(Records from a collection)
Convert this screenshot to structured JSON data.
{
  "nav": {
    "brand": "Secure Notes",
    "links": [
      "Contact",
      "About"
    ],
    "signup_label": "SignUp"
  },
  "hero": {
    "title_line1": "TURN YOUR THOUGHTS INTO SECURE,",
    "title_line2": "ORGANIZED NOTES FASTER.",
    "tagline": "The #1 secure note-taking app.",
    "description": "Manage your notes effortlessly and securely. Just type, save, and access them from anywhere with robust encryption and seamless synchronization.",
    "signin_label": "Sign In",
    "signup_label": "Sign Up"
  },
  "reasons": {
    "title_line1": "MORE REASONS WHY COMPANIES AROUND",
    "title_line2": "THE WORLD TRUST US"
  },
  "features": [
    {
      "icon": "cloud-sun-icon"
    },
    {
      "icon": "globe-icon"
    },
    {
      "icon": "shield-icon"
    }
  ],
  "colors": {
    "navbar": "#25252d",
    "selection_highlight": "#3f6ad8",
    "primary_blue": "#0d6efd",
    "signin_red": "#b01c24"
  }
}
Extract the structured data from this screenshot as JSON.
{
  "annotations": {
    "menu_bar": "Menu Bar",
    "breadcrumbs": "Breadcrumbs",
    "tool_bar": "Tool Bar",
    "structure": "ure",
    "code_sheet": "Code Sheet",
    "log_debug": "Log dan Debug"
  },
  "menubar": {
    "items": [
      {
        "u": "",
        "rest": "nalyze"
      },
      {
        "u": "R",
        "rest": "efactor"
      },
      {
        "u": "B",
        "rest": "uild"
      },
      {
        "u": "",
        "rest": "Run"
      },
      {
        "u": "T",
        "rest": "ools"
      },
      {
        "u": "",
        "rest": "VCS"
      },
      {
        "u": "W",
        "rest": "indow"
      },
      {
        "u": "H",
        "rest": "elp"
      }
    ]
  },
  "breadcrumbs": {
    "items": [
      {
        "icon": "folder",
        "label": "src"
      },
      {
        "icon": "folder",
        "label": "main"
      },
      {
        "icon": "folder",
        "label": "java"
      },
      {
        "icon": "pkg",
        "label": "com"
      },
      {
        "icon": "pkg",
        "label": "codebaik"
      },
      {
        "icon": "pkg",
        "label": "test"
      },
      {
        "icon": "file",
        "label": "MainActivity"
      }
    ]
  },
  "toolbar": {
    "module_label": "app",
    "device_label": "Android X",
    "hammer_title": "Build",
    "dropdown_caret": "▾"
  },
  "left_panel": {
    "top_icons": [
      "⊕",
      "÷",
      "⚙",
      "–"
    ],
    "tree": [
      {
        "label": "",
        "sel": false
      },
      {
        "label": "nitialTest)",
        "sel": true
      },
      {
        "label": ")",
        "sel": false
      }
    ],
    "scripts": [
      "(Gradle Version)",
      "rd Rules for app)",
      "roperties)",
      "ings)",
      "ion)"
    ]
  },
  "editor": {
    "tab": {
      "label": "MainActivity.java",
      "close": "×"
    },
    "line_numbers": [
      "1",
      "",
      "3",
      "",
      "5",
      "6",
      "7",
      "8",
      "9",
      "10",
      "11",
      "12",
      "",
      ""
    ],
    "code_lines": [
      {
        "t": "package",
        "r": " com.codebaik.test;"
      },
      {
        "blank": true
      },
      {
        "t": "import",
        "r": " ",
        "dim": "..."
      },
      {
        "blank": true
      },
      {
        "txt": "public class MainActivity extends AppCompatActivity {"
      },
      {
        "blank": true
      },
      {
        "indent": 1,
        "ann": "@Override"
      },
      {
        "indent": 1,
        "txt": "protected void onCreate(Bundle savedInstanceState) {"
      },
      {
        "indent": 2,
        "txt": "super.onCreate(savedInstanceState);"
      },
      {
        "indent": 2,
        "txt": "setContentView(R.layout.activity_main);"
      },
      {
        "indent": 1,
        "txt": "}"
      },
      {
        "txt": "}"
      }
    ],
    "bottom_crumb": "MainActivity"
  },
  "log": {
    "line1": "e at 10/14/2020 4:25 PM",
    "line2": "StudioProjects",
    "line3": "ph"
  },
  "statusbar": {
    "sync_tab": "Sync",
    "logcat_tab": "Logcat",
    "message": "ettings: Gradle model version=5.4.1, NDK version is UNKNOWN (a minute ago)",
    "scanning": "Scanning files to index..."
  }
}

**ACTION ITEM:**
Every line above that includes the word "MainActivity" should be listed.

**TASK RESPONSE:**
        "label": "MainActivity"
      "label": "MainActivity.java",
        "txt": "public class MainActivity extends AppCompatActivity {"
    "bottom_crumb": "MainActivity"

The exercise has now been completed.